The information in this blog is provided to help people manage their recovery from sciatica. GD osteopathy & sports massage is committed to helping people heal, in the safest and shortest time possible. The latest information and advice available at the present time is provided.
What is sciatica?
Sciatica is a term used to describe a particular symptom pattern. This being pain felt from the buttocks, back of thigh and occasionally down to the foot. Sciatica is a non-specific term and doesn’t provide a diagnosis or cause. This is why a thorough assessment by a trained musculoskeletal expert, such as an Enfield Osteopath is important to determine the actual cause.
In a very general sense, it can be caused by irritation or compression of the sciatic nerve, the main nerve that runs down the back of the leg. Occasionally it may be caused by trigger points in muscle tissue or referred pain from joints in the low back.
- Lower back pain
- Buttock, leg or foot pain that may be worse than any back pain
- Increased pain when sitting
- Burning or tingling in the leg or foot
- Weakness or numbness down the leg
- Difficulty moving
What causes sciatica?
As mentioned previously there are many potential causes of sciatica, in most cases the cause is not too serious and will recover with appropriate management. The most common causes are:
- Herniated/Slipped Disc – this occurs when a jelly filled disc between the bones of the spine bulge or squeeze out. The disc material can then irritate or compress the nerve roots that combine to make the sciatic nerve. A disc bulge can be caused by activities such as bending twisting and lifting, repetitive strain and degenerative disc disease.
- Piriformis Syndrome – this can occur when a deep muscle in the buttock called the piriformis becomes overly tight. Depending on an individuals anatomy, the sciatic nerve runs just over, just under or through the middle of the piriformis muscle. So tension in this muscle can irritate or compressed the nerve.
- Lumbar spine stenosis – this is when the spinal canal (where the spinal cord and nerves sit within the vertebrae) becomes narrowed. Serious trauma, repetitive strain and spinal joint degeneration can all result in stenosis.
- Sacroiliac joint (SIJ) disfunction – this SIJ is the joint that connects the pelvis to the low back.
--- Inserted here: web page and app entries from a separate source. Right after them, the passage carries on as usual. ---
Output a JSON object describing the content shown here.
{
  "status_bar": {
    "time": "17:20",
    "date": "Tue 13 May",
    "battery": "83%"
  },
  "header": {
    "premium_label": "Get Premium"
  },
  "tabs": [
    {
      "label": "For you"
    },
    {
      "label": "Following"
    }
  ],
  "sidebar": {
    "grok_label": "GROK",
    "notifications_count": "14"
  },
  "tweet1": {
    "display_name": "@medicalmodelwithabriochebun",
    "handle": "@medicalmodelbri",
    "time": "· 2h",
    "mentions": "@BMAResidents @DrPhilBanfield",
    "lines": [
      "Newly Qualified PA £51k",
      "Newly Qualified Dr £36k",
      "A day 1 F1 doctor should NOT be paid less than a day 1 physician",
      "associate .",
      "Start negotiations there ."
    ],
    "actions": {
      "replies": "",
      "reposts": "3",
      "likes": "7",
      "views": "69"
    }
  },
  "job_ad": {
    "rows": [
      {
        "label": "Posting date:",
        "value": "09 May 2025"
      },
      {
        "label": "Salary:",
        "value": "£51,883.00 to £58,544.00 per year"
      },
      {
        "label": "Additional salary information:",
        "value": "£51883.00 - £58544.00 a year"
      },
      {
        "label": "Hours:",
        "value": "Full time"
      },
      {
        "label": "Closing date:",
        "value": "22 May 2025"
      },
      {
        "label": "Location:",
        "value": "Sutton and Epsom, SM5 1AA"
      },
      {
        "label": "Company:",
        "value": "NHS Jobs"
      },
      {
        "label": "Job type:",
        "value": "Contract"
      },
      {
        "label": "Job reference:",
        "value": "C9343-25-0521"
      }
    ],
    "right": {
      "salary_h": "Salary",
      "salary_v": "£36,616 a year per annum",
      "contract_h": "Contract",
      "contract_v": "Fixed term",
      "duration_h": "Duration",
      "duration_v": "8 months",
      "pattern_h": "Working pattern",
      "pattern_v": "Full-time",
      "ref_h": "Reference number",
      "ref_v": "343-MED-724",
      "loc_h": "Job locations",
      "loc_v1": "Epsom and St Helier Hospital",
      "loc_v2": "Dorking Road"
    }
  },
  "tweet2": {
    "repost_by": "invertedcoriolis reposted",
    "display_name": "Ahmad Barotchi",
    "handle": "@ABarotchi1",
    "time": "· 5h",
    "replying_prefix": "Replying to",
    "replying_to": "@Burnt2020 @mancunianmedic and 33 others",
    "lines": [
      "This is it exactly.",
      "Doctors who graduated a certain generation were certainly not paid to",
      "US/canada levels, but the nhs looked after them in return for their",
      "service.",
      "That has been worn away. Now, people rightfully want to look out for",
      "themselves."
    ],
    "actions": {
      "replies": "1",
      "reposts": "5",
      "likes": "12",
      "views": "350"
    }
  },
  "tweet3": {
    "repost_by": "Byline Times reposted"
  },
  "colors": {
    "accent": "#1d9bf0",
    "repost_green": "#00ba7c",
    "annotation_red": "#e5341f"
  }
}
Irritation and inflammation around the area can cause sciatica type symptoms.
There are a few key things which anybody with sciatica should do:
- Consult a local osteopath or other musculoskeletal professional. As mentioned previously an accurate diagnosis and treatment plan is very important. Research has shown the sooner people seek help, the quicker their recovery and the less likely they are to suffer a re-occurrence.
- If at all possible keep active and continue working. Movement can help reduce inflammation and maintain joint and muscle suppleness.
- Avoid aggravating factors, although people should keep active, sufferers should not undertake activities which aggravate their symptoms. For example lifting, carrying and twisting movements.
- Analgesics and anti-inflammatories such as paracetamol and Ibuprofen. If you’re able to take such medication it may help keep you more comfortable. If these medications aren’t helping, visit your GP for other pain management options. Applying an ice pack to the low back for 10-12 minutes 2-5 times a day, may help to reduce pain and inflammation.
- Less commonly surgery may be required to decompress the sciatic nerves. Such intervention will be consultant led and informed via MRI scans. Check the NHS website for details about lumbar decompression surgery. Sufferers should consult their GP if they experience:
- Pain for over 3 months.
- Prolonged or worsening weakness of the muscles in the leg(s).
- Changes to bowel or bladder function.
- Numbness in the groin/saddle area, or reduced sensation in the legs or feet.
An important part of the treatment and management of sciatica is an appropriate exercise programme. This helps speed up recovery and has shown to prevent reoccurrence. The exercises should be done regularly, should not be painful and should be monitored by a professional to make sure they being performed correctly. The exercises have three main goals:
- Increase the mobility of the muscles in the lower back, pelvis and legs.
- Reduce the tension in the muscles in the back of the legs, pelvis and low back.
- Strengthen the muscles around the core.
Here are two FREE downloadable exercise plans for the treatment and management of sciatica. One focuses on mobility and the second on strength and stability. These exercises can be performed daily alternating between each plan on consecutive days. Great care should be taken not to aggravate symptoms, consulting your osteopath before starting this plan is advised.